3. Frame your shot using the viewfinder.
4. Half-press the shutter button to focus on your subject.
5. Press the shutter button to take the photo.
6. The camera will automatically rewind the film when it reaches the end of the roll.
7. Open the back cover to remove the film and send it to be developed.
Why is Contax T2 so expensive?
Initially, the Contax T2 was a camera designed to be luxurious, due to the quality of the lens, the finish, and its features. However, it’s true that when it was available in the market in the early 90s, it didn’t cost as much as it does today (three times more).
There are many factors at play, but many of them have to do with good marketing. The fact that the brand no longer produces this type of camera also has something to do with it. But undoubtedly, marketing is the main reason.
Celebrities like Kylie Jenner, Milla Jovovich, or Vanity Fair photographer Annie Leibovitz are some of the celebrities who have posed with their Contax T2 in hand. Whether we like it or not, they give extra hype to the brand.
Is a Contax T2 worth it?
The camera meets high quality standards and competes with any point and shoot in its class, which is why it can’t be a bad purchase. However, you’ll have to have deep pockets to not feel like you’re overpaying, as other cameras at the same level cost half as much (not all, but most).
Is there a 28mm version of the Contax T2?
There is only one version of the Contax T2, and it comes with the Carl Zeiss 38mm f/2.8 lens. However, the Contax T-VS, which is a zoom version of the Contax T line, does have a lens that covers that focal distance, a 28-56mm f/3.5-6.5 to be specific. (Not to be confused with the Contax TVS, which is digital).
How to turn off the flash on the Contax T2?
The flash firing is manually activated on the lens, whether for a single shot or a double shot (red-eye reduction). Therefore, in normal mode, i.e., automatic mode (2.8 on the lens, AF on the dial), the flash is turned off by default.
The Contax T2 is a highly versatile camera, designed to be user-friendly yet also featuring some useful manual functions such as flash modes and exposure compensation. This makes it an ideal camera for both beginners and advanced users.
Its major drawbacks are related to the price and the fact that it cannot take close-up photos. If these factors are important to you, it may not be the best option.
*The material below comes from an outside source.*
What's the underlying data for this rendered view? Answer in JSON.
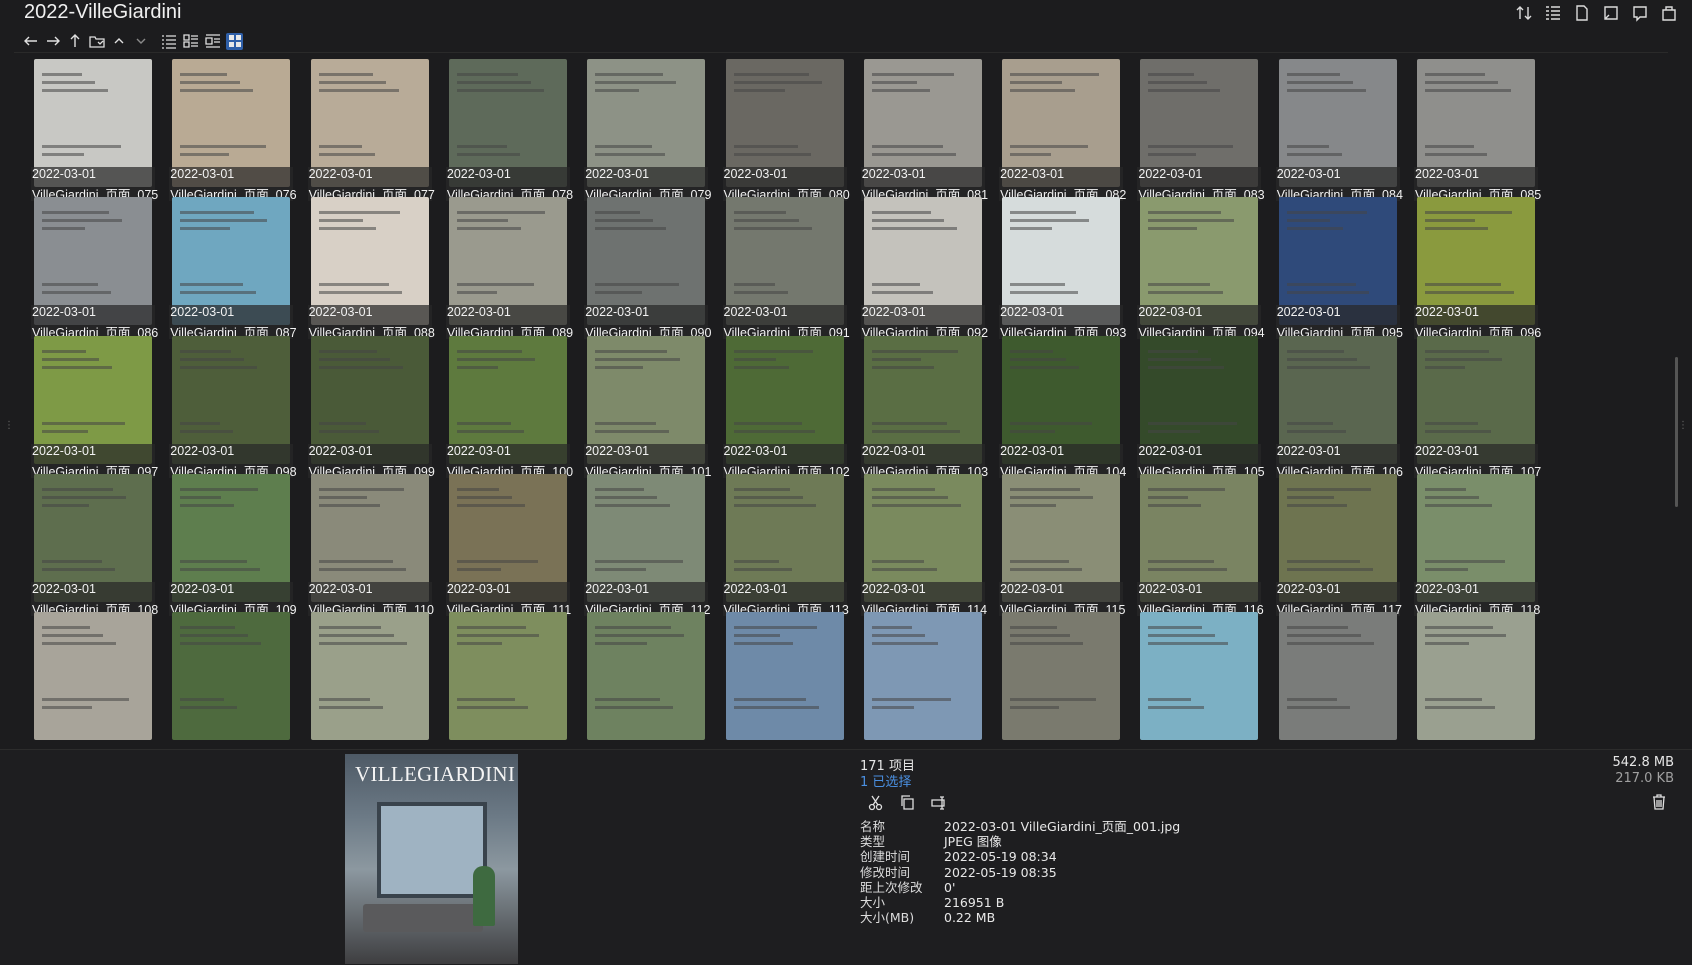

The T2 is a reliable and durable camera, built to last. However, if premium details and reputation are not important to you and you just want a camera that can deliver similar results in a simpler format, you could consider something like the Canon Sure Shot Supreme.
Instruction manual: https://www.cameramanuals.org/contax/contax_t2.pdf
Written by Jorge Ferrufino
“I am a fashion photographer and an analog photography enthusiast since the beginning of my career (15 years ago). I have had the opportunity and honor of showcasing my work in various galleries and publications around the world.“